A majority of Saskatchewan people believe people with terminal illnesses should be able to legally access doctor-assisted suicide, a new poll says.
About 57 per cent of people either strongly or somewhat agree that it should be a right, according to the University of Saskatchewan's Taking the Pulse survey.
Right now, doctor-assisted suicide is illegal.
About the survey
Taking The Pulse reflects the views and opinions of 1,750 people in Saskatchewan. The University of Saskatchewan's Social Sciences Research Lab conducted the telephone interviews of randomly selected adults March 5-19.
With a sample size of 1,750, the poll is considered accurate to within plus or minus 2.34 per cent, 19 times out of 20.
According to Bryan Salte, spokesman for the College of Physicians and Surgeons of Saskatchewan, doctors aren't talking about the issue in any formal way, but it is debated among physicians.
"A doctor's job is to support life and to try and to cure.
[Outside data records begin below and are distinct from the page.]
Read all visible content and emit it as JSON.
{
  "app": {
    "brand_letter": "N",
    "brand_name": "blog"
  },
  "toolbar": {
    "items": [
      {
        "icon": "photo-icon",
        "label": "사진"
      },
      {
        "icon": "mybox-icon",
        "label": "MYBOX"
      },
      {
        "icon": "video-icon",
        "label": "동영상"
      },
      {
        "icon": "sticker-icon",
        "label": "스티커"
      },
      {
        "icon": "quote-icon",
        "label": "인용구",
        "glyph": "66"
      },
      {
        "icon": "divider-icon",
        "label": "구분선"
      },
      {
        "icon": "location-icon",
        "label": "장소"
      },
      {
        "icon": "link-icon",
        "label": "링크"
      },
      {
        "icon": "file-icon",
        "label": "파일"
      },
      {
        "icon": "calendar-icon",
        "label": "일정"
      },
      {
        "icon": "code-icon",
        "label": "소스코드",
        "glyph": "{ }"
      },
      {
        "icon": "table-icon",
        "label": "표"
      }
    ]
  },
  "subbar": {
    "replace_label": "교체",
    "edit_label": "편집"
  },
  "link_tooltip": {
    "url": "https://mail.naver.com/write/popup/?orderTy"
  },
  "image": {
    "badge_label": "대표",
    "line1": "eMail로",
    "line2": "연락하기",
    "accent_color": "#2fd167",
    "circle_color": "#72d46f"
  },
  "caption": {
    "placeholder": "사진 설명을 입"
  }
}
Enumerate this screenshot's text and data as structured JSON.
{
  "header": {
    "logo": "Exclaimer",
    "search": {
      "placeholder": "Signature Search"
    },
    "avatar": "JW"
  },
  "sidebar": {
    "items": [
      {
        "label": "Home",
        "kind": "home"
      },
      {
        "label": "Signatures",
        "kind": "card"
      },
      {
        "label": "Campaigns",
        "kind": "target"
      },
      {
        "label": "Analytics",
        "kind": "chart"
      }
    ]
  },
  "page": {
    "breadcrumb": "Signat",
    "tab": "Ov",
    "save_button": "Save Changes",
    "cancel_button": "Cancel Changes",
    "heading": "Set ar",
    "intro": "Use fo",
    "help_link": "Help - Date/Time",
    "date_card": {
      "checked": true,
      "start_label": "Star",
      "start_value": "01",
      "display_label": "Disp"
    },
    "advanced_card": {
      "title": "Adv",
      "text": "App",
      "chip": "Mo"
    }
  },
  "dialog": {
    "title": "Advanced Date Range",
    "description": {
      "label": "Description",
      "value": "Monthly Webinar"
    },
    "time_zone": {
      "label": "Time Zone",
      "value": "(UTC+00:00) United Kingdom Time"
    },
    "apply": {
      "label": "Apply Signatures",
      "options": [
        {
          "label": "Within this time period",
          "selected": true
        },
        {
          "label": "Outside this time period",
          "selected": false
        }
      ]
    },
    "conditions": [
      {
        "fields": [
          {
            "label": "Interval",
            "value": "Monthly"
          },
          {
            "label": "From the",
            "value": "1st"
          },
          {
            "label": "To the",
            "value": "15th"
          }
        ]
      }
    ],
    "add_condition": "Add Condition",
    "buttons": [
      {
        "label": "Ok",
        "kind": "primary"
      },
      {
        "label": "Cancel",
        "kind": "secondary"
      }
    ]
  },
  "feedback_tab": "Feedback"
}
So then it's quite inconsistent for them to be involved in any effort to end life," he said.
On the other hand, Salte said, some doctors have commented that in appropriate circumstances they have a duty to assist a patient to end his or her life — when the patient is suffering and doesn't have a very good quality of life.